» **YOUR ASSIGNMENT**: What follows is a set of records, each of which is to be written out exactly.

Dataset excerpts
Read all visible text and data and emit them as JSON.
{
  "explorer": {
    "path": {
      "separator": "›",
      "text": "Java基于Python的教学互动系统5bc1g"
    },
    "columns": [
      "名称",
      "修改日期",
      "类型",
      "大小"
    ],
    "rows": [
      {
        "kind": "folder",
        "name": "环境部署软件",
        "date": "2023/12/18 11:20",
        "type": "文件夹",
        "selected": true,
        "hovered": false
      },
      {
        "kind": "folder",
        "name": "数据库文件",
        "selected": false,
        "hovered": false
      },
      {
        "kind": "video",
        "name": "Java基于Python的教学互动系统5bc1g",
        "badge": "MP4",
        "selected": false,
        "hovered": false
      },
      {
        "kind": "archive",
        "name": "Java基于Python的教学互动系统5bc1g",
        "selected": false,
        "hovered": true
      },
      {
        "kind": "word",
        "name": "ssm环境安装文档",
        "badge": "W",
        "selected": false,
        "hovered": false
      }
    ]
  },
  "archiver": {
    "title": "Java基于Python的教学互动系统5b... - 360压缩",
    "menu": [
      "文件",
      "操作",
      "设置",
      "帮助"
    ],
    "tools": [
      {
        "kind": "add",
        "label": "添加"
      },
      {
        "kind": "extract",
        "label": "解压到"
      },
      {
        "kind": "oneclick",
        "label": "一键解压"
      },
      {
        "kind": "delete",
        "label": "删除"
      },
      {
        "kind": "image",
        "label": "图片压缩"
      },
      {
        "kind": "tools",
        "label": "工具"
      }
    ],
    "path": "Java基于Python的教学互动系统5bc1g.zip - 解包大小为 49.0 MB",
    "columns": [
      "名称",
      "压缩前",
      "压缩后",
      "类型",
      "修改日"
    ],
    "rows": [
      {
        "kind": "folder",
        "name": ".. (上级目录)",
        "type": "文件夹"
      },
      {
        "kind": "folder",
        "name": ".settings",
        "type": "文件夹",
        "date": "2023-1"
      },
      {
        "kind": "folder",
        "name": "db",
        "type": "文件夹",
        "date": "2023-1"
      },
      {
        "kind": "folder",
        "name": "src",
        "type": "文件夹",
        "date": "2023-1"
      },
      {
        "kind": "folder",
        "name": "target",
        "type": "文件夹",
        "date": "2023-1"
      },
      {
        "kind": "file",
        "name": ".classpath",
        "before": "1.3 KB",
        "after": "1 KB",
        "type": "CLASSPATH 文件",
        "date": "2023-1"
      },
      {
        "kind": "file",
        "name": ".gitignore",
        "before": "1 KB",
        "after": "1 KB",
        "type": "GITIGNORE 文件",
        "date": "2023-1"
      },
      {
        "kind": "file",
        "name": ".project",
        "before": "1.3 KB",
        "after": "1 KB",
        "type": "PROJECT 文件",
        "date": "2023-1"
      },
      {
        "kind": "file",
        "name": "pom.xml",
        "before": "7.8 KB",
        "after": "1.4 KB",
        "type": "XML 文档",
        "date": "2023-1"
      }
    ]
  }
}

» **OUTPUT OF THE EXERCISE**:
Read all visible text and data and emit them as JSON.
{
  "explorer": {
    "path": {
      "separator": "›",
      "text": "Java基于Python的教学互动系统5bc1g"
    },
    "columns": [
      "名称",
      "修改日期",
      "类型",
      "大小"
    ],
    "rows": [
      {
        "kind": "folder",
        "name": "环境部署软件",
        "date": "2023/12/18 11:20",
        "type": "文件夹",
        "selected": true,
        "hovered": false
      },
      {
        "kind": "folder",
        "name": "数据库文件",
        "selected": false,
        "hovered": false
      },
      {
        "kind": "video",
        "name": "Java基于Python的教学互动系统5bc1g",
        "badge": "MP4",
        "selected": false,
        "hovered": false
      },
      {
        "kind": "archive",
        "name": "Java基于Python的教学互动系统5bc1g",
        "selected": false,
        "hovered": true
      },
      {
        "kind": "word",
        "name": "ssm环境安装文档",
        "badge": "W",
        "selected": false,
        "hovered": false
      }
    ]
  },
  "archiver": {
    "title": "Java基于Python的教学互动系统5b... - 360压缩",
    "menu": [
      "文件",
      "操作",
      "设置",
      "帮助"
    ],
    "tools": [
      {
        "kind": "add",
        "label": "添加"
      },
      {
        "kind": "extract",
        "label": "解压到"
      },
      {
        "kind": "oneclick",
        "label": "一键解压"
      },
      {
        "kind": "delete",
        "label": "删除"
      },
      {
        "kind": "image",
        "label": "图片压缩"
      },
      {
        "kind": "tools",
        "label": "工具"
      }
    ],
    "path": "Java基于Python的教学互动系统5bc1g.zip - 解包大小为 49.0 MB",
    "columns": [
      "名称",
      "压缩前",
      "压缩后",
      "类型",
      "修改日"
    ],
    "rows": [
      {
        "kind": "folder",
        "name": ".. (上级目录)",
        "type": "文件夹"
      },
      {
        "kind": "folder",
        "name": ".settings",
        "type": "文件夹",
        "date": "2023-1"
      },
      {
        "kind": "folder",
        "name": "db",
        "type": "文件夹",
        "date": "2023-1"
      },
      {
        "kind": "folder",
        "name": "src",
        "type": "文件夹",
        "date": "2023-1"
      },
      {
        "kind": "folder",
        "name": "target",
        "type": "文件夹",
        "date": "2023-1"
      },
      {
        "kind": "file",
        "name": ".classpath",
        "before": "1.3 KB",
        "after": "1 KB",
        "type": "CLASSPATH 文件",
        "date": "2023-1"
      },
      {
        "kind": "file",
        "name": ".gitignore",
        "before": "1 KB",
        "after": "1 KB",
        "type": "GITIGNORE 文件",
        "date": "2023-1"
      },
      {
        "kind": "file",
        "name": ".project",
        "before": "1.3 KB",
        "after": "1 KB",
        "type": "PROJECT 文件",
        "date": "2023-1"
      },
      {
        "kind": "file",
        "name": "pom.xml",
        "before": "7.8 KB",
        "after": "1.4 KB",
        "type": "XML 文档",
        "date": "2023-1"
      }
    ]
  }
}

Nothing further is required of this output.